What you will do: For the data below, please report each line where the word "việt" is found.

-------- Records shown

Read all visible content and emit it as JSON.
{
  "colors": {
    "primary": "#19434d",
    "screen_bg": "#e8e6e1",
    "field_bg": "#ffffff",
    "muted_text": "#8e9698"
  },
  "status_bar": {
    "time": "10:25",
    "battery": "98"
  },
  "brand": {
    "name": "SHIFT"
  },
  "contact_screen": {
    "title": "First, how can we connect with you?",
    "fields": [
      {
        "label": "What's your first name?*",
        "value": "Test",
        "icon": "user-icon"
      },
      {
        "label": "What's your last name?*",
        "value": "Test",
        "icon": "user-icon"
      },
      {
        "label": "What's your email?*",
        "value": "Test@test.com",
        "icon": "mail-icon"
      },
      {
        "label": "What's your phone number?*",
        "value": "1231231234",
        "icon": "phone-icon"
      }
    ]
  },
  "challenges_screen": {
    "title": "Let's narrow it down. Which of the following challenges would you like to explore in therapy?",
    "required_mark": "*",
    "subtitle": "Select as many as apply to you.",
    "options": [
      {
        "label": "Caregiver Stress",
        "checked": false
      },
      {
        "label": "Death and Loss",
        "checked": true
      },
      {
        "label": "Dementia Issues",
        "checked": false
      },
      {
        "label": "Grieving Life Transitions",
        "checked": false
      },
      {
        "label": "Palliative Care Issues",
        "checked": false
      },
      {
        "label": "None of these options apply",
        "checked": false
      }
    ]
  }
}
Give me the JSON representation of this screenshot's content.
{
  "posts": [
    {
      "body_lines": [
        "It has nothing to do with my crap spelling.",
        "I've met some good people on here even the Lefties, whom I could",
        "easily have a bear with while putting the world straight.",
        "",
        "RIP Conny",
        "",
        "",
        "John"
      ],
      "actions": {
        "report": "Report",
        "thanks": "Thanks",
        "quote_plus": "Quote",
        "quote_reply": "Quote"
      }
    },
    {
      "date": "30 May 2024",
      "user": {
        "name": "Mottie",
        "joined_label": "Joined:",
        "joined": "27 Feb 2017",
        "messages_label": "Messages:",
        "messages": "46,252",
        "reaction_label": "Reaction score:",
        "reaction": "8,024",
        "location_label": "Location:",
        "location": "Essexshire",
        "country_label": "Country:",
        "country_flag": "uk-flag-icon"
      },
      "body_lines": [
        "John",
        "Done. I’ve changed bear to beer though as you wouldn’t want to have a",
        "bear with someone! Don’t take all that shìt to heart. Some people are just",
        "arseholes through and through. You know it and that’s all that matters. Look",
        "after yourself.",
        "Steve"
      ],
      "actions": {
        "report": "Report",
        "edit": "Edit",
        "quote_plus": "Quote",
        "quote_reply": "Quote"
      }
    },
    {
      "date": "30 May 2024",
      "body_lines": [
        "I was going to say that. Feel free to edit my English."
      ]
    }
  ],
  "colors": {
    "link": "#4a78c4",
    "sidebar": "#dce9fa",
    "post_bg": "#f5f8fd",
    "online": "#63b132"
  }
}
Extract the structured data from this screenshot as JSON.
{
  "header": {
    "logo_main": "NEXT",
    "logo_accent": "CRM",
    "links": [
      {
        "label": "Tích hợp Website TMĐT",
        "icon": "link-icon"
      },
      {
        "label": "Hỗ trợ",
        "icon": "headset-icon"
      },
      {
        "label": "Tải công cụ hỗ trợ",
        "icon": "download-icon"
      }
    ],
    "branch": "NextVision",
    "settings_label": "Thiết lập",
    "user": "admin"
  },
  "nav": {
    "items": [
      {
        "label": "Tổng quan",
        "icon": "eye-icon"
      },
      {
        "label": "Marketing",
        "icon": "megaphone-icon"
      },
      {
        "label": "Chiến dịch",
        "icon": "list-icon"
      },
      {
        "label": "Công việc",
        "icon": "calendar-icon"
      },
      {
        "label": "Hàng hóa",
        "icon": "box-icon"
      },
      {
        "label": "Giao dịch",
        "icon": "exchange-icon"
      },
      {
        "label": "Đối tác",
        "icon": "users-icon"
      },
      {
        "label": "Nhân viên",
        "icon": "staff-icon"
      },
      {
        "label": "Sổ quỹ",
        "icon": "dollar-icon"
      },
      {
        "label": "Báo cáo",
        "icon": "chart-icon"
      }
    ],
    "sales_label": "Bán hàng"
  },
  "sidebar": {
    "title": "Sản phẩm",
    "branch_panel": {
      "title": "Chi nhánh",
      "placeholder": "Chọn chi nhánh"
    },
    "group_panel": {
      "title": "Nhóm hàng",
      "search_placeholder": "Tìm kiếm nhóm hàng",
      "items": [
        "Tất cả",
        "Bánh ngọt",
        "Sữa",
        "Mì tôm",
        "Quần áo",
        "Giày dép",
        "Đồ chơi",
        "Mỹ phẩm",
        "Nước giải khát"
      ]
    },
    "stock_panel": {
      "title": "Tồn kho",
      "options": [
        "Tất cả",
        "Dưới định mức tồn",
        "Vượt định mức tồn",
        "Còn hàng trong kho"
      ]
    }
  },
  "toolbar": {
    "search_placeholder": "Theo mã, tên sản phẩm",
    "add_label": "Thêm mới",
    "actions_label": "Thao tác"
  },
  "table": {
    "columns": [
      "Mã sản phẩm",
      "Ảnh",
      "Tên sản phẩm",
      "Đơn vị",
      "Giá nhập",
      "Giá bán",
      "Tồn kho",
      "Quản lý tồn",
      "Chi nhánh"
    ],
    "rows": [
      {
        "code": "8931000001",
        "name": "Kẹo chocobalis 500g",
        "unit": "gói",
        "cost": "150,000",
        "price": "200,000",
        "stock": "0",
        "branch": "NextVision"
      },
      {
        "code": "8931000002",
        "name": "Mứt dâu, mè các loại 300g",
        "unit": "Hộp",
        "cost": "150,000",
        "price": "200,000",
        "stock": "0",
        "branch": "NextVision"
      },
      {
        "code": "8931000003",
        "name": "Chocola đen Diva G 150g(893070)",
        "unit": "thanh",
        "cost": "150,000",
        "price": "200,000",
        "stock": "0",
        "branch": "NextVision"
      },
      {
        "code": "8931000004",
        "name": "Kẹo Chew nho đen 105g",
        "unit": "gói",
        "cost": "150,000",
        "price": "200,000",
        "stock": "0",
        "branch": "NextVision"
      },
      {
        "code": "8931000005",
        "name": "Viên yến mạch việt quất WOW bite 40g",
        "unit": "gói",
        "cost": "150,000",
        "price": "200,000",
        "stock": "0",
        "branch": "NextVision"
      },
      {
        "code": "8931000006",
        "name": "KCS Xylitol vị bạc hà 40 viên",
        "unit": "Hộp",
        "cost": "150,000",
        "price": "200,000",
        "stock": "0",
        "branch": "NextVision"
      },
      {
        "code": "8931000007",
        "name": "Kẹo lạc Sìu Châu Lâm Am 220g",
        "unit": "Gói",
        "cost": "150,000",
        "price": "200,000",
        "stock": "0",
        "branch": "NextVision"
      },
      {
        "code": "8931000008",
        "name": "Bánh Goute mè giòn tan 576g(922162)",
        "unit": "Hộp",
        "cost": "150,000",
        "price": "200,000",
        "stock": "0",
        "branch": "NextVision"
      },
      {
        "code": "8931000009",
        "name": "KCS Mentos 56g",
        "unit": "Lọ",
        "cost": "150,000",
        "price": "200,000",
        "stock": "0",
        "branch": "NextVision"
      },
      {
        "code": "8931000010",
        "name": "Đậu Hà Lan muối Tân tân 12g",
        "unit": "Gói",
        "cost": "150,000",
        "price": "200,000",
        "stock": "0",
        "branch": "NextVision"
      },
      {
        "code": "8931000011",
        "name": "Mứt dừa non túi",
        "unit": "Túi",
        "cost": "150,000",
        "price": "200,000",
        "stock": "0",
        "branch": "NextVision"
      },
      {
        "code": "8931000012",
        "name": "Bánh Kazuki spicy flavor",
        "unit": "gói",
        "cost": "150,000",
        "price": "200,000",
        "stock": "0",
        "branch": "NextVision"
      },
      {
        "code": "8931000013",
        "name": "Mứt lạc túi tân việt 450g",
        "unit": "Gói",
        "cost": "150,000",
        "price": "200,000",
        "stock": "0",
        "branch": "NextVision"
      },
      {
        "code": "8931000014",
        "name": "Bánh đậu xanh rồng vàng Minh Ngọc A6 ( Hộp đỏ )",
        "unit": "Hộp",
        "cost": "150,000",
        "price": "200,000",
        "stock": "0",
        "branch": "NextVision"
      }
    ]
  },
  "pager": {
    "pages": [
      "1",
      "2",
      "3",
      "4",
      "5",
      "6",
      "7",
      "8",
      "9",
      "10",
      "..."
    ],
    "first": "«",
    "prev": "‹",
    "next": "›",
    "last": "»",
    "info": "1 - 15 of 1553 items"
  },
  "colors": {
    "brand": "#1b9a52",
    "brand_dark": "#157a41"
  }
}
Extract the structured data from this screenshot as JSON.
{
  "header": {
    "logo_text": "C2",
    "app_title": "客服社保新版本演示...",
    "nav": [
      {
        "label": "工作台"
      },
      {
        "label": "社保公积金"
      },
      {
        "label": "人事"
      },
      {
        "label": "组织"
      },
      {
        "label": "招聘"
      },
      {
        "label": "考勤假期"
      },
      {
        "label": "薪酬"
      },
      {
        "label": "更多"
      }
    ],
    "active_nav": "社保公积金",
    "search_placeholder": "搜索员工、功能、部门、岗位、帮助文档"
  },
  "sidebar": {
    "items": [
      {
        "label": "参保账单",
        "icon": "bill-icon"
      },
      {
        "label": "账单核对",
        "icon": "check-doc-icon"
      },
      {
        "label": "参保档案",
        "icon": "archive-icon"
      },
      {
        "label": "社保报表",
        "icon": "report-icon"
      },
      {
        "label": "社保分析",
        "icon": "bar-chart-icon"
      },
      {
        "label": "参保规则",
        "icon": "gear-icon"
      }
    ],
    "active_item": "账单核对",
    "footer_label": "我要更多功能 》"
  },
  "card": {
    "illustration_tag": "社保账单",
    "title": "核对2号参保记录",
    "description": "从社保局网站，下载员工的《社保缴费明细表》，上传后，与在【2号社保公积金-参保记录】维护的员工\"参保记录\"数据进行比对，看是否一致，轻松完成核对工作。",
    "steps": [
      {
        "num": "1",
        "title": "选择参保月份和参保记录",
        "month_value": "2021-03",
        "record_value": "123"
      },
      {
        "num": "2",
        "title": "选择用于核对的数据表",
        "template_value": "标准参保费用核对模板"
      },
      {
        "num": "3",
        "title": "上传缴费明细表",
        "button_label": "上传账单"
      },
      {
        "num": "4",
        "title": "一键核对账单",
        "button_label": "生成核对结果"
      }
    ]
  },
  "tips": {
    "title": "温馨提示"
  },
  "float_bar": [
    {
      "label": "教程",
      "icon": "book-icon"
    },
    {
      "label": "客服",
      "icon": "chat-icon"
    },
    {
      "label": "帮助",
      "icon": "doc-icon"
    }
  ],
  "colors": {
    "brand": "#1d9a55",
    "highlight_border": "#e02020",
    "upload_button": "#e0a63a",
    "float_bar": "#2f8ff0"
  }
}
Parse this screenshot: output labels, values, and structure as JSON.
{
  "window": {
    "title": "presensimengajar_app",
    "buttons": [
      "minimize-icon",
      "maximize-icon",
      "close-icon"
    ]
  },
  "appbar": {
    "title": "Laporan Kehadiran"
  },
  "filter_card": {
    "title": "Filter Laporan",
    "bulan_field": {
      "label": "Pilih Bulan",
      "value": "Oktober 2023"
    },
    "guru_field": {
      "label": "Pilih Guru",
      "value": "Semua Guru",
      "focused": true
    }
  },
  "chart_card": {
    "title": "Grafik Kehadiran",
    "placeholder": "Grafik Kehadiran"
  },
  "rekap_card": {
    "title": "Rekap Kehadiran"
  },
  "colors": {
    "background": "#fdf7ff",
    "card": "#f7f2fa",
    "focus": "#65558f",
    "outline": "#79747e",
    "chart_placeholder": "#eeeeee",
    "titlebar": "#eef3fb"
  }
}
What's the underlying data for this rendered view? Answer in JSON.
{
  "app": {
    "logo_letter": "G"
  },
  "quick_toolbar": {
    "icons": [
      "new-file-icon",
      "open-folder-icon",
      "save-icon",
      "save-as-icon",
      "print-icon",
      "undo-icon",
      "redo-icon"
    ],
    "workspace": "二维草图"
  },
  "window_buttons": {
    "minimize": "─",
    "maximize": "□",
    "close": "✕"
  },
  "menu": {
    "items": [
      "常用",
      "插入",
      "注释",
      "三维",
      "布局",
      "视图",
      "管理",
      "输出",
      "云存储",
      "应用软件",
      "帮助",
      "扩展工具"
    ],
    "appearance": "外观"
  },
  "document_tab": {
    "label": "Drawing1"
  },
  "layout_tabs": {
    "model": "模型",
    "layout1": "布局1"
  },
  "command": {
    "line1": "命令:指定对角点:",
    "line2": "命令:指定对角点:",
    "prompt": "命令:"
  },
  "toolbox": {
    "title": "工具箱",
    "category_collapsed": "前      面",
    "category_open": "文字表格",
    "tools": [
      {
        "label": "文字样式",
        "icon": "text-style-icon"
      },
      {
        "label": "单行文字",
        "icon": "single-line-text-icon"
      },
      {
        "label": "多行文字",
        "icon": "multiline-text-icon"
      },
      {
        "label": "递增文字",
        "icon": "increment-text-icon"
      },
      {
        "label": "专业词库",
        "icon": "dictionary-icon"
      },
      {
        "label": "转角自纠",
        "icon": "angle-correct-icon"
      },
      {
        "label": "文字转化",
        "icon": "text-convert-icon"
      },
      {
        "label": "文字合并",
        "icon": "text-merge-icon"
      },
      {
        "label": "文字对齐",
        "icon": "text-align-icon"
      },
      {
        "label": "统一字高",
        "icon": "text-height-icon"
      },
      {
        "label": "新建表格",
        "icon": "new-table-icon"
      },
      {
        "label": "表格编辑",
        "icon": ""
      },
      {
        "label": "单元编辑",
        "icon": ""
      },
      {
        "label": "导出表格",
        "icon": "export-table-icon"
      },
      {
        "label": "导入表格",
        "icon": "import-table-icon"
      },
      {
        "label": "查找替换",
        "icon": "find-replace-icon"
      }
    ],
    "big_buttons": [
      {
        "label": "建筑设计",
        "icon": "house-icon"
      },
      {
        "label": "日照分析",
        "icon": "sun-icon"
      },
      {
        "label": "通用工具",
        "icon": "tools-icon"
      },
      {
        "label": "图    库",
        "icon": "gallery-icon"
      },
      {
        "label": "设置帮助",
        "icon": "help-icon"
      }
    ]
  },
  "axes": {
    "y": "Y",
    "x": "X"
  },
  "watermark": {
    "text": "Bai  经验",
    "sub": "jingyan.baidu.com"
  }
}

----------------

Response box:
        "name": "Viên yến mạch việt quất WOW bite 40g",
        "name": "Mứt lạc túi tân việt 450g",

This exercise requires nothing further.